[Assigned task]
The answer must be every line below that contains the string "engine".

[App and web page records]
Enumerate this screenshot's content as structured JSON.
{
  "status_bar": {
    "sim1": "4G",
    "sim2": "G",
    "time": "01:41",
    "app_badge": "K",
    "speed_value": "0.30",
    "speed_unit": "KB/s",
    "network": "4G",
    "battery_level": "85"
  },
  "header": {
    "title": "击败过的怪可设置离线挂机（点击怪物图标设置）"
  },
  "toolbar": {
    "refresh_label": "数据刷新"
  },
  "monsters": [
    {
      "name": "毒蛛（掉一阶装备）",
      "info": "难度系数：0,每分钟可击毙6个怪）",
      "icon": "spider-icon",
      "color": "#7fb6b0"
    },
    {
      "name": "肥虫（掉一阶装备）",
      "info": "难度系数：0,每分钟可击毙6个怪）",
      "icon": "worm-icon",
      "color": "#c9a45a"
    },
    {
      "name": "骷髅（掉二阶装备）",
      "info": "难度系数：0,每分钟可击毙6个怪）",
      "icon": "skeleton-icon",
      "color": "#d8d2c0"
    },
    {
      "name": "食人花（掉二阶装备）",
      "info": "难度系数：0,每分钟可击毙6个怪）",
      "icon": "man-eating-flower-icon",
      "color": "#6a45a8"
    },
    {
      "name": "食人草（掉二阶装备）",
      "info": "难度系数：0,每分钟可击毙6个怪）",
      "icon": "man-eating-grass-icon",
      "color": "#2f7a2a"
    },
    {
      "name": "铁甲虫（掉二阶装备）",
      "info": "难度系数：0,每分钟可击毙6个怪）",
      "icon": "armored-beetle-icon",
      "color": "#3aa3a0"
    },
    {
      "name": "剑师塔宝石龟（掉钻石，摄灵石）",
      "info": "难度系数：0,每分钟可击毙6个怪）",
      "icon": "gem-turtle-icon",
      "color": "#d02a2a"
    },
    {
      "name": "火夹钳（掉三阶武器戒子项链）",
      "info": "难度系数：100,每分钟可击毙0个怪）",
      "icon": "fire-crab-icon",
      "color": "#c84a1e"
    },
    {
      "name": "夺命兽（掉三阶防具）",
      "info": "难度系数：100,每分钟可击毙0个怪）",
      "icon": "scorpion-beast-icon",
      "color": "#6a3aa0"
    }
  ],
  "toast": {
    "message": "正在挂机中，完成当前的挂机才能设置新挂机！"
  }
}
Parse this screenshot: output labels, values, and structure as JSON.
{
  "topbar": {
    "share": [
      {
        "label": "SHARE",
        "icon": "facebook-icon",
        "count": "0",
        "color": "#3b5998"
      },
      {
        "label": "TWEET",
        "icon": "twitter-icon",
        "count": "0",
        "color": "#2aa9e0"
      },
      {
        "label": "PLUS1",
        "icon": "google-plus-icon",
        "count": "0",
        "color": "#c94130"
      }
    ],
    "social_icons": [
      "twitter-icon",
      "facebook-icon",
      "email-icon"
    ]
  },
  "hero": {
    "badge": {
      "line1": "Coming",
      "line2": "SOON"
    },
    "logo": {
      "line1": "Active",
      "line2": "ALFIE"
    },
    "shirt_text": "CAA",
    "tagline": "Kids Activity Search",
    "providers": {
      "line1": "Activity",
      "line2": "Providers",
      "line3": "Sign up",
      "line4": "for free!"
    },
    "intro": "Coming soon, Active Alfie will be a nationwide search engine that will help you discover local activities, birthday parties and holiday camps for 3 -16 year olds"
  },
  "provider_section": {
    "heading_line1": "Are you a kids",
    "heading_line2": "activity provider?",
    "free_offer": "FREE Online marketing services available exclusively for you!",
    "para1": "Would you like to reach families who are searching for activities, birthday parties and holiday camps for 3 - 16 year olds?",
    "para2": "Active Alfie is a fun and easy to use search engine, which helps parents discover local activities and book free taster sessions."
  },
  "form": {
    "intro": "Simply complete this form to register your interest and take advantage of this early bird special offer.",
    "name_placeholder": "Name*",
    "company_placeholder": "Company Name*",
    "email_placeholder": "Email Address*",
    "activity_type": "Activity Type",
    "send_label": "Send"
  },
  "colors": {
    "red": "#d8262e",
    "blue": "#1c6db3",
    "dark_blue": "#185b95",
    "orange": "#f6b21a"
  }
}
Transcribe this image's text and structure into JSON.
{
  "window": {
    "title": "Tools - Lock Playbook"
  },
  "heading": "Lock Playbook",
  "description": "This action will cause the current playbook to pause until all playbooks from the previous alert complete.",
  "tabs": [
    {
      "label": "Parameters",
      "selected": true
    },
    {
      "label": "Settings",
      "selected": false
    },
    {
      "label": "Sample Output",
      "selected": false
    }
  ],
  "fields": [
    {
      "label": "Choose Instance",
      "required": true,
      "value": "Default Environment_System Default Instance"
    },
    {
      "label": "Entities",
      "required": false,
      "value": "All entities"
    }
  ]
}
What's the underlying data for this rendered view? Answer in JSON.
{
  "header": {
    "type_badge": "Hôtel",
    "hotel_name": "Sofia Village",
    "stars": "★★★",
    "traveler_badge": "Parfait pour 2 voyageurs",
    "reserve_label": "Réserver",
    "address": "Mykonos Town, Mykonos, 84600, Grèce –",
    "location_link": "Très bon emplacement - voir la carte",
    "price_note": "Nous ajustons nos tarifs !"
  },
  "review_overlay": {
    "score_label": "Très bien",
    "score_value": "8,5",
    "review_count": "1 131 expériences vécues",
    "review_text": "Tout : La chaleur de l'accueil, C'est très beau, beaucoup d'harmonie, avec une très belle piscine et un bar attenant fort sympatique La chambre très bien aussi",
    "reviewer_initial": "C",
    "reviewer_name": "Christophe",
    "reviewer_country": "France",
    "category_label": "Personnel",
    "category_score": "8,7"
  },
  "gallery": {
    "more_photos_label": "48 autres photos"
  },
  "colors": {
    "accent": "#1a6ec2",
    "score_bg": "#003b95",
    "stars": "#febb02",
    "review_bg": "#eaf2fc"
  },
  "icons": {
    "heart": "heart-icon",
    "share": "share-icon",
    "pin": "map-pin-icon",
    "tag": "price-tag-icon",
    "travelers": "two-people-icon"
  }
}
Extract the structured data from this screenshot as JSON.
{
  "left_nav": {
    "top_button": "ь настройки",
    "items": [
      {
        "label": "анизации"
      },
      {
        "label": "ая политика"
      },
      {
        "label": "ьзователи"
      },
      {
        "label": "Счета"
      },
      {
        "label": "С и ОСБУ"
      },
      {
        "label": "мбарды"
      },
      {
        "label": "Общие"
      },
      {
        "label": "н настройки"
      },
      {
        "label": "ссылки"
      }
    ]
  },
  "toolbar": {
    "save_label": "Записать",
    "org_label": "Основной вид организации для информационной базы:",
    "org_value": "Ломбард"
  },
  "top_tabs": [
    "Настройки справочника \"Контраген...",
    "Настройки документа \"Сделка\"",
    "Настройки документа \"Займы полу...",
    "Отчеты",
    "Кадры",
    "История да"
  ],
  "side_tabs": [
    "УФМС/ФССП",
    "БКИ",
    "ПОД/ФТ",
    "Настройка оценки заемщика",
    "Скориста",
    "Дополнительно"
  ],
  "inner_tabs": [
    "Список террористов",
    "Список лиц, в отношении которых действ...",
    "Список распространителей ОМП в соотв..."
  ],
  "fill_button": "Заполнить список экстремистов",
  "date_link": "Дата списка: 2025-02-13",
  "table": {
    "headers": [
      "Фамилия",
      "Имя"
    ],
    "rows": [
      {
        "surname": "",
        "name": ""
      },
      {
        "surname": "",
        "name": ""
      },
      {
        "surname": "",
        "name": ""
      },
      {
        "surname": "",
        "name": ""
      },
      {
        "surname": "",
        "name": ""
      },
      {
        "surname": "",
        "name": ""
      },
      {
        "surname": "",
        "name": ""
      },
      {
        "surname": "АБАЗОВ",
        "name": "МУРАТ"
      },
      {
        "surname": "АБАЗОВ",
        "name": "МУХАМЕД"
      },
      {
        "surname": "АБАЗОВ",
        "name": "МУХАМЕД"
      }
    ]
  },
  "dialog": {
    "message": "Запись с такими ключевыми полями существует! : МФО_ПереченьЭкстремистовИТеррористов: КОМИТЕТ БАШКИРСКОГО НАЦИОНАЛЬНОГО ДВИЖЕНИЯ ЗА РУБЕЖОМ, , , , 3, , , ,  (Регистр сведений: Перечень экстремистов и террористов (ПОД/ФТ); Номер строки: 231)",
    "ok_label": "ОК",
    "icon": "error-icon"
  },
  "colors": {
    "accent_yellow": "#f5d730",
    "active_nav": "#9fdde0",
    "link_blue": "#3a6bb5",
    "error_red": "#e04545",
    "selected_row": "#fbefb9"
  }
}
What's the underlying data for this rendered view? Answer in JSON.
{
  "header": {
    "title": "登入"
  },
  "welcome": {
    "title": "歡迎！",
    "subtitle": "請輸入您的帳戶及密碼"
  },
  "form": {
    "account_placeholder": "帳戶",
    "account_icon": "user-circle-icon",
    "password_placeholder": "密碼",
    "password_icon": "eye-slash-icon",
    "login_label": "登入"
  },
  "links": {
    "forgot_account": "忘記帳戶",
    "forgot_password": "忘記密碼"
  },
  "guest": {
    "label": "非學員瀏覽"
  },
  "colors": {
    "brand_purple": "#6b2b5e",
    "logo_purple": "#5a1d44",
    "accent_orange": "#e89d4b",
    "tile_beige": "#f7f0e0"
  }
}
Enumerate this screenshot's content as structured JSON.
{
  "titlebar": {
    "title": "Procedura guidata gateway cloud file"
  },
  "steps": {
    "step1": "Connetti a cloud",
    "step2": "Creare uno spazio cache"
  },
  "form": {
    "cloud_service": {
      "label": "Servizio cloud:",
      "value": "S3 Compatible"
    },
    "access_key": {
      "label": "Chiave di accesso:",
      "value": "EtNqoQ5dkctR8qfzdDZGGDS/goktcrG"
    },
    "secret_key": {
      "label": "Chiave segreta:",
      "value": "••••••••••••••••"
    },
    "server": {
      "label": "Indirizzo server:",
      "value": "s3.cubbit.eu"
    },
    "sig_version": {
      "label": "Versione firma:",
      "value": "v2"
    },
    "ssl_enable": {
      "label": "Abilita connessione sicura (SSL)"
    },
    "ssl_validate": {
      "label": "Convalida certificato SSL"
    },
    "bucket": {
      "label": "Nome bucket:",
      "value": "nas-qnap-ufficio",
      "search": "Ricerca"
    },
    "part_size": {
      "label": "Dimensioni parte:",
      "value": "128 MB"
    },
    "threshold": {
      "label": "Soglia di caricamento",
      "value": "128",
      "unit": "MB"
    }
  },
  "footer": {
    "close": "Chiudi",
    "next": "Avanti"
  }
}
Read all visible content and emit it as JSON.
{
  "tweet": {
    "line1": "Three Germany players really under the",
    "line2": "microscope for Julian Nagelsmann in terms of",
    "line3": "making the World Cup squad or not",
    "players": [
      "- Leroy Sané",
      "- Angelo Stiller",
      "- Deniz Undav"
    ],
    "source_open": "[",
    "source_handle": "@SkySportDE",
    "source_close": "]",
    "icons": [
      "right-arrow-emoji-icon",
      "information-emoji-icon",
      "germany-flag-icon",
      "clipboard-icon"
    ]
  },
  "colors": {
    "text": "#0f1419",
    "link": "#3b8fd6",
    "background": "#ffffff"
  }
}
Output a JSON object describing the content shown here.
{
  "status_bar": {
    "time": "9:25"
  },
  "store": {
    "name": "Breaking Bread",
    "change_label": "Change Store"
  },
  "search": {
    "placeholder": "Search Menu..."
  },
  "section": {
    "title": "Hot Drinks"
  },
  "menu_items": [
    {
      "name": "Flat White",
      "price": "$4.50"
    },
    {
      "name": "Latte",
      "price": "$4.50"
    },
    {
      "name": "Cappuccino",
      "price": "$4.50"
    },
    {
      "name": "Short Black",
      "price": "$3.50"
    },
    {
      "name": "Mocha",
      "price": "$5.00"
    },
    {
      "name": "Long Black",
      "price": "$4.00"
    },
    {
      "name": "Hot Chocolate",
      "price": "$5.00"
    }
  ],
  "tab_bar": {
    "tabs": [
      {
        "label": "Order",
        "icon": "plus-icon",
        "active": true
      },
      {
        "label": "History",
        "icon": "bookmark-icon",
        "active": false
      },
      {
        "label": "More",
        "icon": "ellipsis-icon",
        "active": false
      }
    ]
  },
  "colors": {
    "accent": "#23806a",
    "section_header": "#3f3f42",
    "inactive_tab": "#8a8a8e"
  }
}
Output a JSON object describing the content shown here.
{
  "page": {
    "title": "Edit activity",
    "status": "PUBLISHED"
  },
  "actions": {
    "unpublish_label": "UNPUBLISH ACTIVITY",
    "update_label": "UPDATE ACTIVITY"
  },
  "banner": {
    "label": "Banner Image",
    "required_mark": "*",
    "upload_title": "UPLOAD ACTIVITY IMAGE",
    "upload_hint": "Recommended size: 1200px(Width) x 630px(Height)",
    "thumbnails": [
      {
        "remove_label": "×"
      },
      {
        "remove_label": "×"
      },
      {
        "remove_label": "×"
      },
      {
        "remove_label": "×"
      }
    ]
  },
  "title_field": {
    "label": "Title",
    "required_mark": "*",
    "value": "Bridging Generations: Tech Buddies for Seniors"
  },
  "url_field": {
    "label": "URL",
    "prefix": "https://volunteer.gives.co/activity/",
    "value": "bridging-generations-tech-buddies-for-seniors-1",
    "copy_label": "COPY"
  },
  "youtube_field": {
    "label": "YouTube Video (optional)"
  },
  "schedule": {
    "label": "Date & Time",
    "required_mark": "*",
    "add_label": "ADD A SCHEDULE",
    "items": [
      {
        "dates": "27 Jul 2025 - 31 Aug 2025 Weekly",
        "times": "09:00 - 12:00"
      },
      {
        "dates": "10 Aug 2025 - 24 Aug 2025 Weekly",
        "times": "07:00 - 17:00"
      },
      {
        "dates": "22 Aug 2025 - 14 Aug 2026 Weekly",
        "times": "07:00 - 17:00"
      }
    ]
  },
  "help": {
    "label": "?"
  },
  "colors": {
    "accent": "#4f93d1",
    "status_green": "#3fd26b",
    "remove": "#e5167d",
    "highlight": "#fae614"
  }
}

[Task answer]
    "intro": "Coming soon, Active Alfie will be a nationwide search engine that will help you discover local activities, birthday parties and holiday camps for 3 -16 year olds"
    "para2": "Active Alfie is a fun and easy to use search engine, which helps parents discover local activities and book free taster sessions."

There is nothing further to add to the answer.